After 6 months, working almost daily between 7 and 8am before going to work in my small garage shop, I finally put the finishing touches on the Federal Card Table project.
This project was inspired by a Fine Woodworking article titled “Federal Demilune Card Table” (Steve Latta, issue #180.) I met Steve at the Fine Woodworking Live conference last August in New Haven, CT, and he gave me a few great tips he had learned since writing that article about the best ways to build and veneer the apron. I made sure to follow his advice.
The last step was to take a few photographs of the finished project. To achieve this, I turned to an excellent Fine Woodworking article titled “A Woodworker’s Guide to Photography” (Michael Pekovich, issue #213.) Overall I am extremely pleased with the result:

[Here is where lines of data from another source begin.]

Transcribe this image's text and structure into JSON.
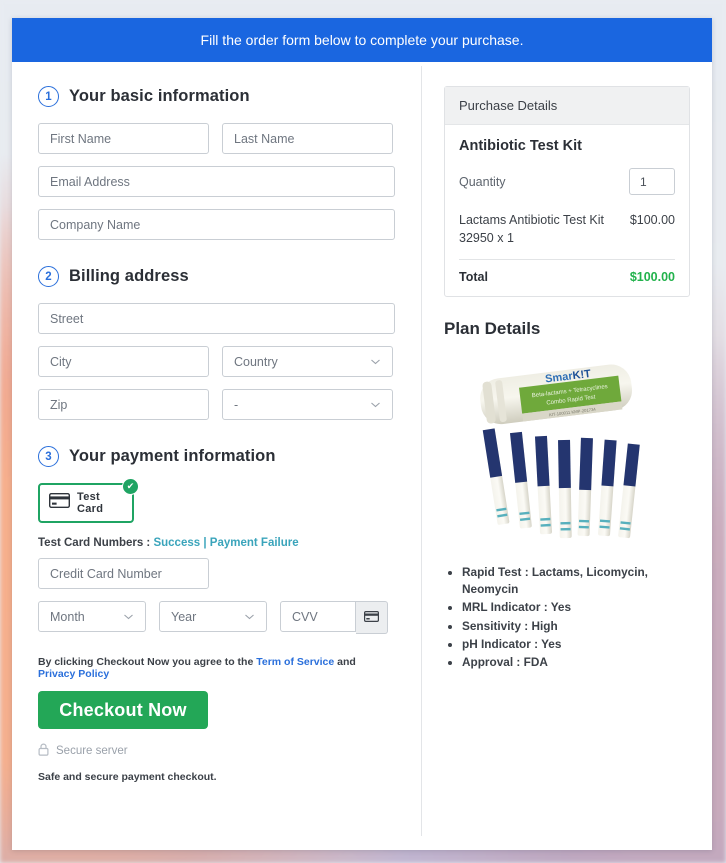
{
  "banner": {
    "text": "Fill the order form below to complete your purchase."
  },
  "steps": [
    {
      "num": "1",
      "title": "Your basic information"
    },
    {
      "num": "2",
      "title": "Billing address"
    },
    {
      "num": "3",
      "title": "Your payment information"
    }
  ],
  "basic": {
    "first_name_placeholder": "First Name",
    "last_name_placeholder": "Last Name",
    "email_placeholder": "Email Address",
    "company_placeholder": "Company Name"
  },
  "billing": {
    "street_placeholder": "Street",
    "city_placeholder": "City",
    "country_value": "Country",
    "zip_placeholder": "Zip",
    "state_value": "-"
  },
  "payment": {
    "tile_label": "Test Card",
    "tile_icon": "credit-card-icon",
    "tile_badge_icon": "check-circle-icon",
    "test_numbers_label": "Test Card Numbers :",
    "success_link": "Success",
    "separator": "|",
    "failure_link": "Payment Failure",
    "card_number_placeholder": "Credit Card Number",
    "month_value": "Month",
    "year_value": "Year",
    "cvv_placeholder": "CVV",
    "cvv_icon": "credit-card-icon"
  },
  "footer": {
    "agree_prefix": "By clicking Checkout Now you agree to the",
    "terms_link": "Term of Service",
    "agree_and": "and",
    "privacy_link": "Privacy Policy",
    "checkout_label": "Checkout Now",
    "secure_icon": "lock-icon",
    "secure_label": "Secure server",
    "safe_text": "Safe and secure payment checkout."
  },
  "purchase": {
    "panel_title": "Purchase Details",
    "product_name": "Antibiotic Test Kit",
    "quantity_label": "Quantity",
    "quantity_value": "1",
    "line_item_name": "Lactams Antibiotic Test Kit 32950 x 1",
    "line_item_price": "$100.00",
    "total_label": "Total",
    "total_value": "$100.00"
  },
  "plan": {
    "title": "Plan Details",
    "image_alt": "antibiotic-test-kit-photo",
    "product_brand": "SmarKIT",
    "product_label_line1": "Beta-lactams + Tetracyclines",
    "product_label_line2": "Combo Rapid Test",
    "features": [
      "Rapid Test : Lactams, Licomycin, Neomycin",
      "MRL Indicator : Yes",
      "Sensitivity : High",
      "pH Indicator : Yes",
      "Approval : FDA"
    ]
  },
  "colors": {
    "banner_blue": "#1a66e0",
    "accent_green": "#23a757",
    "total_green": "#22b24c",
    "link_teal": "#3aa4bb",
    "link_blue": "#2a6fdb"
  }
}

As you can see, this table is not a reproduction, but rather an interpretation of a period form. I am not a huge fan of bell flower inlay, and I replaced the oval inlays found on most period pieces with a slightly more modern curly maple diamond inlay on each leg.

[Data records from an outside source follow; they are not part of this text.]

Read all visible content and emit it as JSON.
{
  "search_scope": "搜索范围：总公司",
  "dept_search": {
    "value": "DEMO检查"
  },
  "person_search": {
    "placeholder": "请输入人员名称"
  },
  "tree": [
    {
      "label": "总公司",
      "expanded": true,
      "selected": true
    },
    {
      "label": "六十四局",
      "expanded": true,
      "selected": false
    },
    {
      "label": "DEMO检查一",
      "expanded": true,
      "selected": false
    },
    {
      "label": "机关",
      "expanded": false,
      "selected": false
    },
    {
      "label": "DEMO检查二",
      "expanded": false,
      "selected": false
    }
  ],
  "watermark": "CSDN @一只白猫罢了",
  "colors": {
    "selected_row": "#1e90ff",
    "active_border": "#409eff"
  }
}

I chose this project not only based on the esthetics of the table, but also because it has taught me the following skills:
- How to prepare and use hot hide glue

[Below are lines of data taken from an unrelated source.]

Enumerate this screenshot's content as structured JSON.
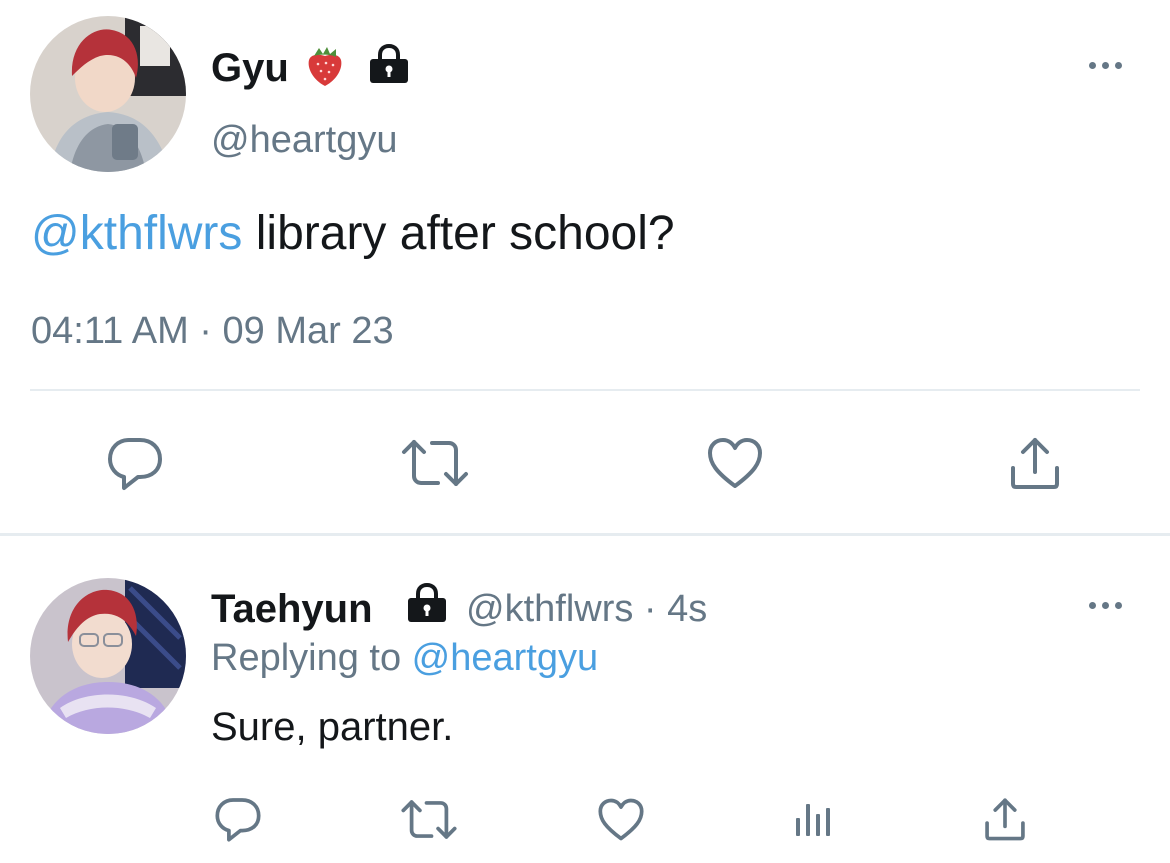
{
  "tweet": {
    "author_name": "Gyu",
    "author_emoji": "🍓",
    "author_handle": "@heartgyu",
    "mention": "@kthflwrs",
    "text": " library after school?",
    "timestamp": "04:11 AM · 09 Mar 23",
    "actions": [
      "reply-icon",
      "retweet-icon",
      "like-icon",
      "share-icon"
    ]
  },
  "reply": {
    "author_name": "Taehyun",
    "author_handle": "@kthflwrs",
    "time_sep": " · ",
    "time": "4s",
    "replying_prefix": "Replying to ",
    "replying_handle": "@heartgyu",
    "text": "Sure, partner.",
    "actions": [
      "reply-icon",
      "retweet-icon",
      "like-icon",
      "analytics-icon",
      "share-icon"
    ]
  },
  "colors": {
    "text": "#14171a",
    "muted": "#657786",
    "link": "#4a9fe0",
    "divider": "#e6ecf0"
  }
}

- How to make and apply holly stringing
- How to make a knuckle joint
- How to install card table hinges
- How to drawbore a mortise and tenon joint
- Hammer veneering
- French polishing
Nowadays, this table sits in my living room, and is used as a decorative piece of furniture sporting picture frames and flower bouquets.
I hope you like it!